╭─ The data

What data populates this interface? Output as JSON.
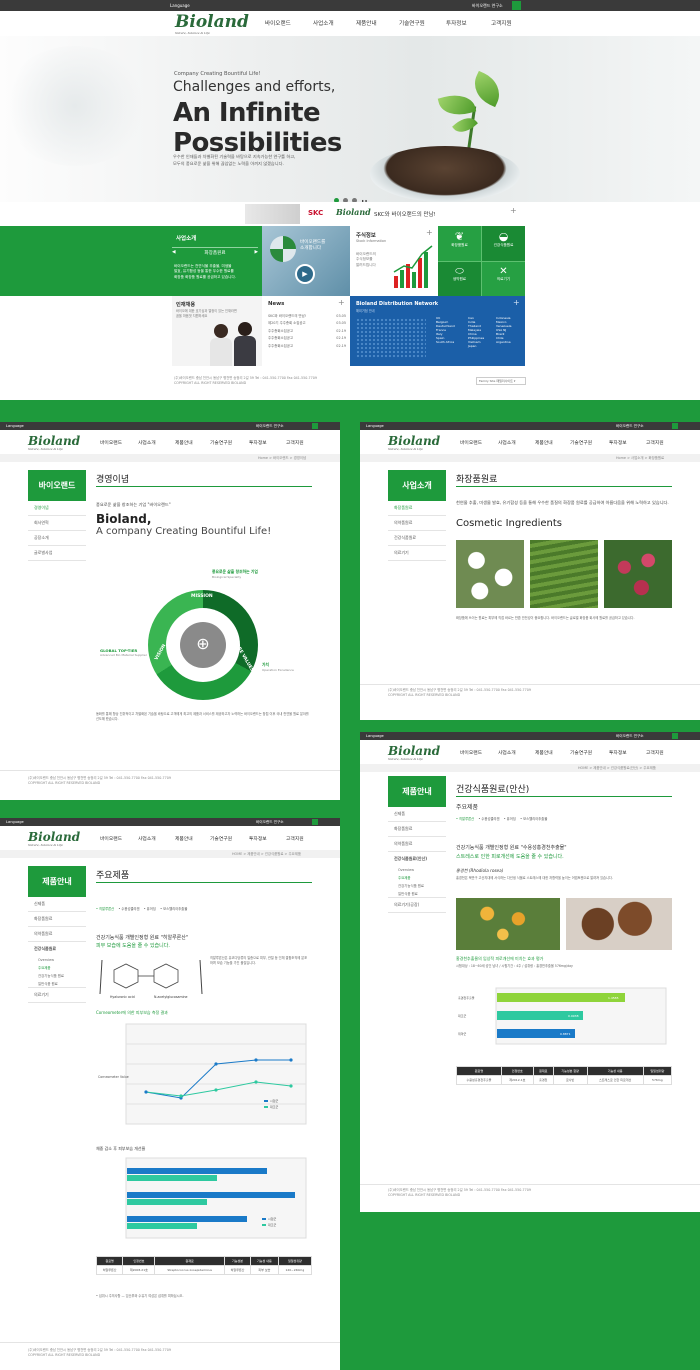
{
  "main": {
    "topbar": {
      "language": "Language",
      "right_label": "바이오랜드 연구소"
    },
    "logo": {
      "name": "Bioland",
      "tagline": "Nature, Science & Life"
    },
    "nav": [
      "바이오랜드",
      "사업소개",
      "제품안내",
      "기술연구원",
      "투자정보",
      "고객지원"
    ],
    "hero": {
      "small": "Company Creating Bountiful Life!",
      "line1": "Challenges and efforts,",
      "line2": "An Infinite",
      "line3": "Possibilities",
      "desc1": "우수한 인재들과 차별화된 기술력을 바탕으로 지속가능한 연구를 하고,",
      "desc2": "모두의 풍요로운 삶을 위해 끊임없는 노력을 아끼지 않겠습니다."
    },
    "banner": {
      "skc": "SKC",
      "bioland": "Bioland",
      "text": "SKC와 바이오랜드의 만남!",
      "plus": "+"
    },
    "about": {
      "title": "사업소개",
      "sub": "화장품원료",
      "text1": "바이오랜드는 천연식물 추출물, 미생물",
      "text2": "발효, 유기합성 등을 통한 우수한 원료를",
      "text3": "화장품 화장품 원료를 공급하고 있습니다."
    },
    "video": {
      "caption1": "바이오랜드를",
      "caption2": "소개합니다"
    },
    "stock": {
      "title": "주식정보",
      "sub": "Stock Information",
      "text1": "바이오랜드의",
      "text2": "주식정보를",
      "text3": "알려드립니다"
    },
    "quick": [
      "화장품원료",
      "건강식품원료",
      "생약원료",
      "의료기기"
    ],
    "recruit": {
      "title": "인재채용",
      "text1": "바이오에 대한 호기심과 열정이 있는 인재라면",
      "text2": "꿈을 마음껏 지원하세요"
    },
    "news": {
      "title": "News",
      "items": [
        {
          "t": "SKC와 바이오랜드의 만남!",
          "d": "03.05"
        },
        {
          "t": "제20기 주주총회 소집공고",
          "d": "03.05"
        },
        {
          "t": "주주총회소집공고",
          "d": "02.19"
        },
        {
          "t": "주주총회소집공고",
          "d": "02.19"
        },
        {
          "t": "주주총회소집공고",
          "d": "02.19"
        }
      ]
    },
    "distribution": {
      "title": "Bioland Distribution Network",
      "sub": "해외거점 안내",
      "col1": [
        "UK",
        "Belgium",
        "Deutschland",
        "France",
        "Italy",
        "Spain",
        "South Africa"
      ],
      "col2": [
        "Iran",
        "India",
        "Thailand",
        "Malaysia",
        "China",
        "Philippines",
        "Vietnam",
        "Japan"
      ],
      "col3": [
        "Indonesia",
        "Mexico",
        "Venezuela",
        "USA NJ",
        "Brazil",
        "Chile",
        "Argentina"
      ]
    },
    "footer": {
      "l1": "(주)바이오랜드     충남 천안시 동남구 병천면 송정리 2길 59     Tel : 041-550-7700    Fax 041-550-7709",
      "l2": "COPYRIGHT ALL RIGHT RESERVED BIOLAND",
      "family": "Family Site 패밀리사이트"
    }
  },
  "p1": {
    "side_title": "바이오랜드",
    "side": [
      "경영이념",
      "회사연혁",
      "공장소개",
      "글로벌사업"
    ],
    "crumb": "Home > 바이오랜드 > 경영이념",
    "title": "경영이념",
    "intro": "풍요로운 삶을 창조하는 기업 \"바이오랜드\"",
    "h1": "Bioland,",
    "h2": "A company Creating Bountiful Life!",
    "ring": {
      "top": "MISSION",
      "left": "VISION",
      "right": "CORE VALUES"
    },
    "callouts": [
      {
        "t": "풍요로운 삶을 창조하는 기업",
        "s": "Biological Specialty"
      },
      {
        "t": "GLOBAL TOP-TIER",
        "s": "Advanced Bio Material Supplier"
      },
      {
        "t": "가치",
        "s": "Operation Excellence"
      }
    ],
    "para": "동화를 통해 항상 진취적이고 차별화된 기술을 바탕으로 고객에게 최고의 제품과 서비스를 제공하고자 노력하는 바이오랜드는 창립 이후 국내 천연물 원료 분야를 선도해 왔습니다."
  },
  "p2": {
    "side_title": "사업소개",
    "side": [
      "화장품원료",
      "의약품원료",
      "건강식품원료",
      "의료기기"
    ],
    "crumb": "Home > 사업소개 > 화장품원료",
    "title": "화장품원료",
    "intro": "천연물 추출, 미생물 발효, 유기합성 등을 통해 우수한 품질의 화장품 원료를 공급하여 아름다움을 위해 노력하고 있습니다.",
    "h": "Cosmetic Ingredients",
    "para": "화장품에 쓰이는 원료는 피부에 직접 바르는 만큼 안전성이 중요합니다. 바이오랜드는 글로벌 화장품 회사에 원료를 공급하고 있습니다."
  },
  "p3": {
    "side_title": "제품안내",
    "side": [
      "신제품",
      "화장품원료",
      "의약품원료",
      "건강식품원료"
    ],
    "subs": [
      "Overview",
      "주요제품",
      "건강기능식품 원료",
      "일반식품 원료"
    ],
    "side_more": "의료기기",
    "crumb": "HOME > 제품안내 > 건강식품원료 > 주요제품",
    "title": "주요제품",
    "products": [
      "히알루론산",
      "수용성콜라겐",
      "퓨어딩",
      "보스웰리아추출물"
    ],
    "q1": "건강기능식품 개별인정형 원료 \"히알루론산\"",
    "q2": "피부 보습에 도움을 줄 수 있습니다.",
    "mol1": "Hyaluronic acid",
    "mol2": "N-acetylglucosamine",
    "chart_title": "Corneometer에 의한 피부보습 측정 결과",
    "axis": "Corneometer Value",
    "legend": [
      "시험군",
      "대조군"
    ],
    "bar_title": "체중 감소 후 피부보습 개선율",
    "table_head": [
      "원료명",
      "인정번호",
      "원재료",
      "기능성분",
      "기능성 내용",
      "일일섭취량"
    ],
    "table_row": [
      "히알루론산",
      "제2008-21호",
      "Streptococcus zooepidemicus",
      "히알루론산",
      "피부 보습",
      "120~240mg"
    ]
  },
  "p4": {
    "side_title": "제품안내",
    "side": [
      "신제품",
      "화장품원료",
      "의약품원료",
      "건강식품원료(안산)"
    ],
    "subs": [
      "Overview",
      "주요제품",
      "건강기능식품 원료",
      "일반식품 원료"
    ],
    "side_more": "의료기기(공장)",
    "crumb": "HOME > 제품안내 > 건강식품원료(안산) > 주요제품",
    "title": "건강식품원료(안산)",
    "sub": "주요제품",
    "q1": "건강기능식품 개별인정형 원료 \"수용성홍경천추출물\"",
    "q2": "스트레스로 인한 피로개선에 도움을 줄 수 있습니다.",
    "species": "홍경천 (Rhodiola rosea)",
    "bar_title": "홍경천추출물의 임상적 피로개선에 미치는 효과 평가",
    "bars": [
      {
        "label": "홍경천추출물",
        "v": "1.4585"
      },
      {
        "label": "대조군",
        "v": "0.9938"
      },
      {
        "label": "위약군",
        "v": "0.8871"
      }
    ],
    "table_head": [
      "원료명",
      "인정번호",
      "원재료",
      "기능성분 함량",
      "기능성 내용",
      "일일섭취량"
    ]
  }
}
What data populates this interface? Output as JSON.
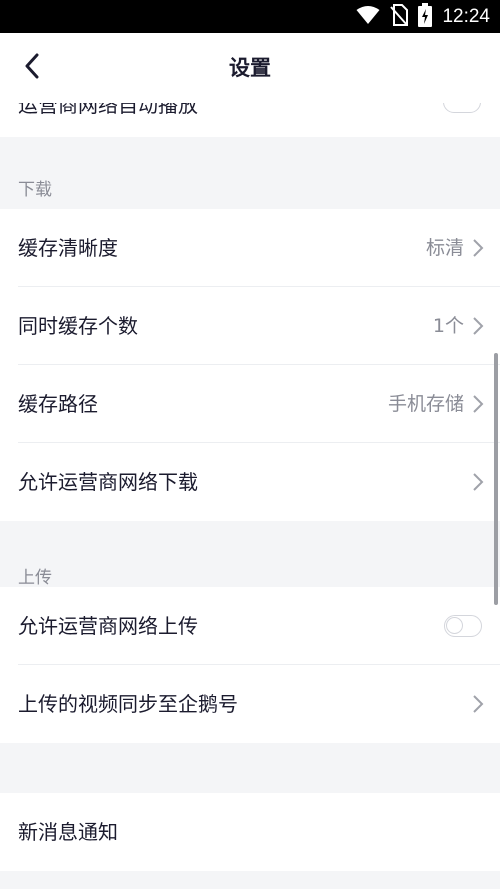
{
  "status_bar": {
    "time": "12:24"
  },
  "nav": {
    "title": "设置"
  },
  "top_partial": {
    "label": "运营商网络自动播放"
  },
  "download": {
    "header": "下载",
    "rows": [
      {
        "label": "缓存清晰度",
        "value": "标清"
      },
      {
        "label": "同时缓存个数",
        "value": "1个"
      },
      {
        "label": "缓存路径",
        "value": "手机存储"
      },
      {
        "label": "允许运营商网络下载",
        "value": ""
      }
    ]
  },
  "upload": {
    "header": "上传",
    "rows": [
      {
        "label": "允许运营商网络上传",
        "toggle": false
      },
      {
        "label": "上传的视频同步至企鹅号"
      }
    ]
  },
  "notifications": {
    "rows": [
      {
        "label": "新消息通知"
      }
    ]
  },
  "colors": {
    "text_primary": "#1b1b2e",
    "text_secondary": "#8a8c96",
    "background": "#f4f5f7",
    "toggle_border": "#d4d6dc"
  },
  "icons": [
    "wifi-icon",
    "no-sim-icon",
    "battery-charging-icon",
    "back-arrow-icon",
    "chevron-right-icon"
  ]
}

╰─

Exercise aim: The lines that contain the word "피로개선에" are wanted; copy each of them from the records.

Completed task:
    "q2": "스트레스로 인한 피로개선에 도움을 줄 수 있습니다.",
    "bar_title": "홍경천추출물의 임상적 피로개선에 미치는 효과 평가",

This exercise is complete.